- ACTIVITY -
Nothing but the lines holding the string "purus" should appear in the answer. Copy them from the entries.

Source data:

◇ ◇ ◇ ◇ ◇

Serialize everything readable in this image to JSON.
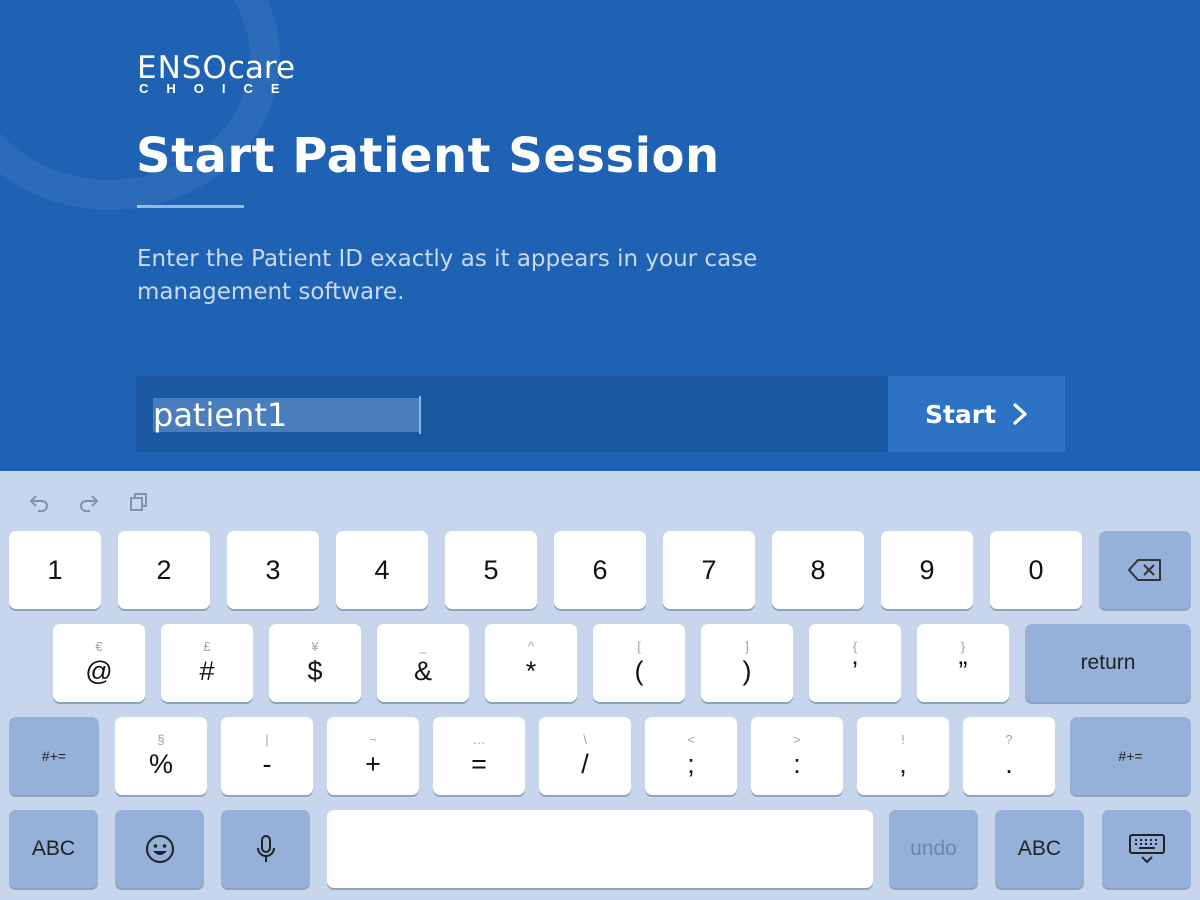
{
  "app": {
    "logo_brand_part1": "ENSO",
    "logo_brand_part2": "care",
    "logo_sub": "CHOICE",
    "title": "Start Patient Session",
    "instructions": "Enter the Patient ID exactly as it appears in your case management software.",
    "patient_id_value": "patient1",
    "start_label": "Start"
  },
  "colors": {
    "background": "#1f62b3",
    "input_bg": "#1a58a1",
    "start_bg": "#2e73c3",
    "keyboard_bg": "#c7d6ec",
    "key_dark": "#95b1d9"
  },
  "keyboard": {
    "toolbar": [
      "undo-icon",
      "redo-icon",
      "paste-icon"
    ],
    "row1": [
      "1",
      "2",
      "3",
      "4",
      "5",
      "6",
      "7",
      "8",
      "9",
      "0"
    ],
    "row1_delete": "delete-icon",
    "row2": [
      {
        "sub": "€",
        "main": "@"
      },
      {
        "sub": "£",
        "main": "#"
      },
      {
        "sub": "¥",
        "main": "$"
      },
      {
        "sub": "_",
        "main": "&"
      },
      {
        "sub": "^",
        "main": "*"
      },
      {
        "sub": "[",
        "main": "("
      },
      {
        "sub": "]",
        "main": ")"
      },
      {
        "sub": "{",
        "main": "’"
      },
      {
        "sub": "}",
        "main": "”"
      }
    ],
    "return_label": "return",
    "shift_label": "#+=",
    "row3": [
      {
        "sub": "§",
        "main": "%"
      },
      {
        "sub": "|",
        "main": "-"
      },
      {
        "sub": "~",
        "main": "+"
      },
      {
        "sub": "…",
        "main": "="
      },
      {
        "sub": "\\",
        "main": "/"
      },
      {
        "sub": "<",
        "main": ";"
      },
      {
        "sub": ">",
        "main": ":"
      },
      {
        "sub": "!",
        "main": ","
      },
      {
        "sub": "?",
        "main": "."
      }
    ],
    "abc_label": "ABC",
    "undo_label": "undo",
    "emoji_icon": "emoji-icon",
    "mic_icon": "microphone-icon",
    "hide_icon": "keyboard-hide-icon"
  }
}
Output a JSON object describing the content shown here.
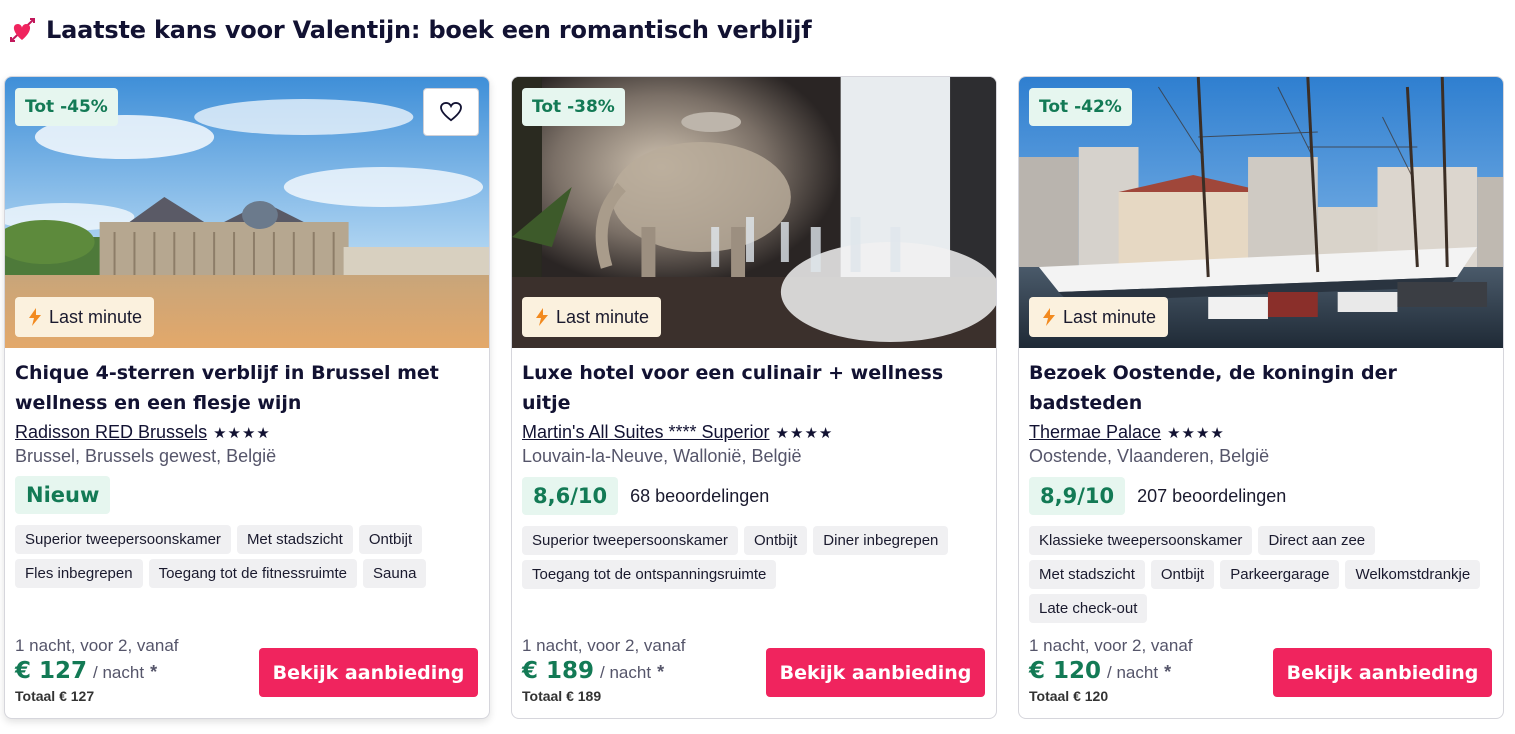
{
  "section": {
    "title": "Laatste kans voor Valentijn: boek een romantisch verblijf",
    "icon": "heart-arrow-icon"
  },
  "colors": {
    "brand_pink": "#f0245e",
    "badge_green_bg": "#e6f6ef",
    "badge_green_text": "#137a55",
    "last_minute_bg": "#fbf1de",
    "lightning": "#f28a1f"
  },
  "cards": [
    {
      "discount": "Tot -45%",
      "last_minute": "Last minute",
      "title": "Chique 4-sterren verblijf in Brussel met wellness en een flesje wijn",
      "hotel": "Radisson RED Brussels",
      "stars": "★★★★",
      "location": "Brussel, Brussels gewest, België",
      "badge": "Nieuw",
      "tags": [
        "Superior tweepersoonskamer",
        "Met stadszicht",
        "Ontbijt",
        "Fles inbegrepen",
        "Toegang tot de fitnessruimte",
        "Sauna"
      ],
      "price_label": "1 nacht, voor 2, vanaf",
      "price": "€ 127",
      "unit": "/ nacht",
      "asterisk": "*",
      "total": "Totaal € 127",
      "cta": "Bekijk aanbieding"
    },
    {
      "discount": "Tot -38%",
      "last_minute": "Last minute",
      "title": "Luxe hotel voor een culinair + wellness uitje",
      "hotel": "Martin's All Suites **** Superior",
      "stars": "★★★★",
      "location": "Louvain-la-Neuve, Wallonië, België",
      "score": "8,6/10",
      "reviews": "68 beoordelingen",
      "tags": [
        "Superior tweepersoonskamer",
        "Ontbijt",
        "Diner inbegrepen",
        "Toegang tot de ontspanningsruimte"
      ],
      "price_label": "1 nacht, voor 2, vanaf",
      "price": "€ 189",
      "unit": "/ nacht",
      "asterisk": "*",
      "total": "Totaal € 189",
      "cta": "Bekijk aanbieding"
    },
    {
      "discount": "Tot -42%",
      "last_minute": "Last minute",
      "title": "Bezoek Oostende, de koningin der badsteden",
      "hotel": "Thermae Palace",
      "stars": "★★★★",
      "location": "Oostende, Vlaanderen, België",
      "score": "8,9/10",
      "reviews": "207 beoordelingen",
      "tags": [
        "Klassieke tweepersoonskamer",
        "Direct aan zee",
        "Met stadszicht",
        "Ontbijt",
        "Parkeergarage",
        "Welkomstdrankje",
        "Late check-out"
      ],
      "price_label": "1 nacht, voor 2, vanaf",
      "price": "€ 120",
      "unit": "/ nacht",
      "asterisk": "*",
      "total": "Totaal € 120",
      "cta": "Bekijk aanbieding"
    }
  ]
}
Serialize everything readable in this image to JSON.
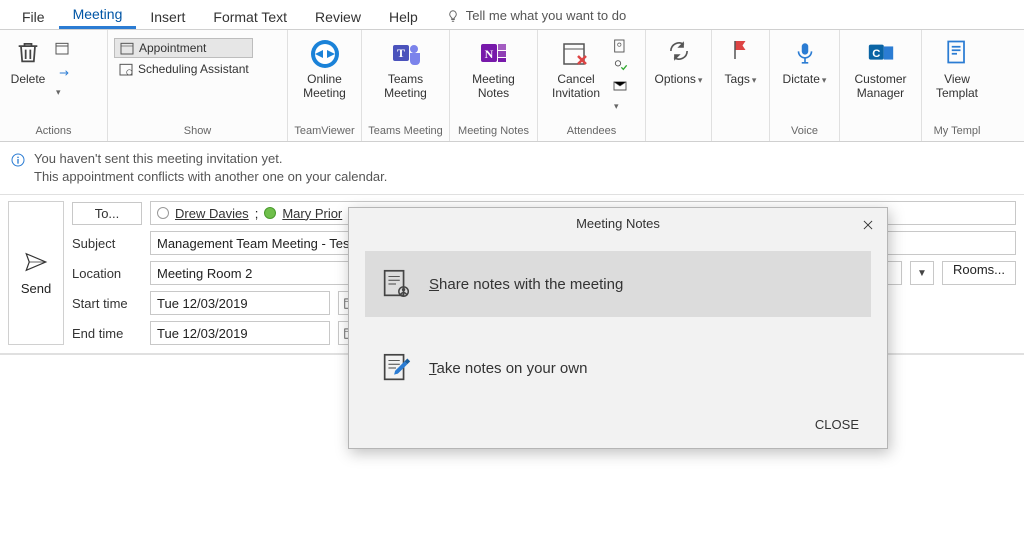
{
  "tabs": {
    "file": "File",
    "meeting": "Meeting",
    "insert": "Insert",
    "formatText": "Format Text",
    "review": "Review",
    "help": "Help",
    "tellMe": "Tell me what you want to do"
  },
  "ribbon": {
    "actions": {
      "label": "Actions",
      "delete": "Delete"
    },
    "show": {
      "label": "Show",
      "appointment": "Appointment",
      "scheduling": "Scheduling Assistant"
    },
    "teamviewer": {
      "label": "TeamViewer",
      "button": "Online\nMeeting"
    },
    "teamsMeeting": {
      "label": "Teams Meeting",
      "button": "Teams\nMeeting"
    },
    "meetingNotes": {
      "label": "Meeting Notes",
      "button": "Meeting\nNotes"
    },
    "attendees": {
      "label": "Attendees",
      "cancel": "Cancel\nInvitation"
    },
    "options": {
      "label": " ",
      "button": "Options"
    },
    "tags": {
      "label": " ",
      "button": "Tags"
    },
    "voice": {
      "label": "Voice",
      "button": "Dictate"
    },
    "customer": {
      "label": " ",
      "button": "Customer\nManager"
    },
    "templates": {
      "label": "My Templ",
      "button": "View\nTemplat"
    }
  },
  "infobar": {
    "line1": "You haven't sent this meeting invitation yet.",
    "line2": "This appointment conflicts with another one on your calendar."
  },
  "form": {
    "send": "Send",
    "toLabel": "To...",
    "attendee1": "Drew Davies",
    "attendee2": "Mary Prior",
    "subjectLabel": "Subject",
    "subjectValue": "Management Team Meeting - Testin",
    "locationLabel": "Location",
    "locationValue": "Meeting Room 2",
    "roomsLabel": "Rooms...",
    "startLabel": "Start time",
    "startValue": "Tue 12/03/2019",
    "endLabel": "End time",
    "endValue": "Tue 12/03/2019"
  },
  "modal": {
    "title": "Meeting Notes",
    "option1": "Share notes with the meeting",
    "option2": "Take notes on your own",
    "close": "CLOSE"
  }
}
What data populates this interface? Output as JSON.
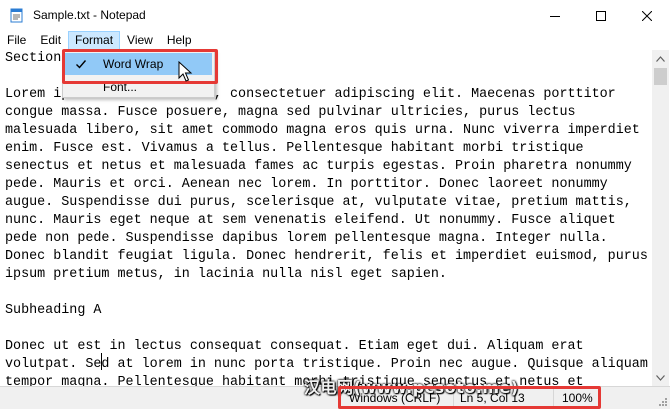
{
  "window": {
    "title": "Sample.txt - Notepad"
  },
  "menubar": {
    "items": [
      {
        "label": "File"
      },
      {
        "label": "Edit"
      },
      {
        "label": "Format",
        "active": true
      },
      {
        "label": "View"
      },
      {
        "label": "Help"
      }
    ]
  },
  "format_menu": {
    "items": [
      {
        "label": "Word Wrap",
        "checked": true
      },
      {
        "label": "Font..."
      }
    ]
  },
  "editor": {
    "lines": [
      "Section",
      "",
      "Lorem ipsum dolor sit amet, consectetuer adipiscing elit. Maecenas porttitor",
      "congue massa. Fusce posuere, magna sed pulvinar ultricies, purus lectus",
      "malesuada libero, sit amet commodo magna eros quis urna. Nunc viverra imperdiet",
      "enim. Fusce est. Vivamus a tellus. Pellentesque habitant morbi tristique",
      "senectus et netus et malesuada fames ac turpis egestas. Proin pharetra nonummy",
      "pede. Mauris et orci. Aenean nec lorem. In porttitor. Donec laoreet nonummy",
      "augue. Suspendisse dui purus, scelerisque at, vulputate vitae, pretium mattis,",
      "nunc. Mauris eget neque at sem venenatis eleifend. Ut nonummy. Fusce aliquet",
      "pede non pede. Suspendisse dapibus lorem pellentesque magna. Integer nulla.",
      "Donec blandit feugiat ligula. Donec hendrerit, felis et imperdiet euismod, purus",
      "ipsum pretium metus, in lacinia nulla nisl eget sapien.",
      "",
      "Subheading A",
      "",
      "Donec ut est in lectus consequat consequat. Etiam eget dui. Aliquam erat",
      "volutpat. Sed at lorem in nunc porta tristique. Proin nec augue. Quisque aliquam",
      "tempor magna. Pellentesque habitant morbi tristique senectus et netus et"
    ]
  },
  "statusbar": {
    "line_ending": "Windows (CRLF)",
    "position": "Ln 5, Col 13",
    "zoom": "100%"
  },
  "watermark": {
    "text": "汉电网(www.pcsoto.me)"
  },
  "colors": {
    "menu_active_bg": "#cce8ff",
    "dropdown_hover_bg": "#91c9f7",
    "highlight_red": "#e53935"
  }
}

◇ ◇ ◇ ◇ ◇

- TASK RESULT -
      "congue massa. Fusce posuere, magna sed pulvinar ultricies, purus lectus",
      "augue. Suspendisse dui purus, scelerisque at, vulputate vitae, pretium mattis,",
      "Donec blandit feugiat ligula. Donec hendrerit, felis et imperdiet euismod, purus",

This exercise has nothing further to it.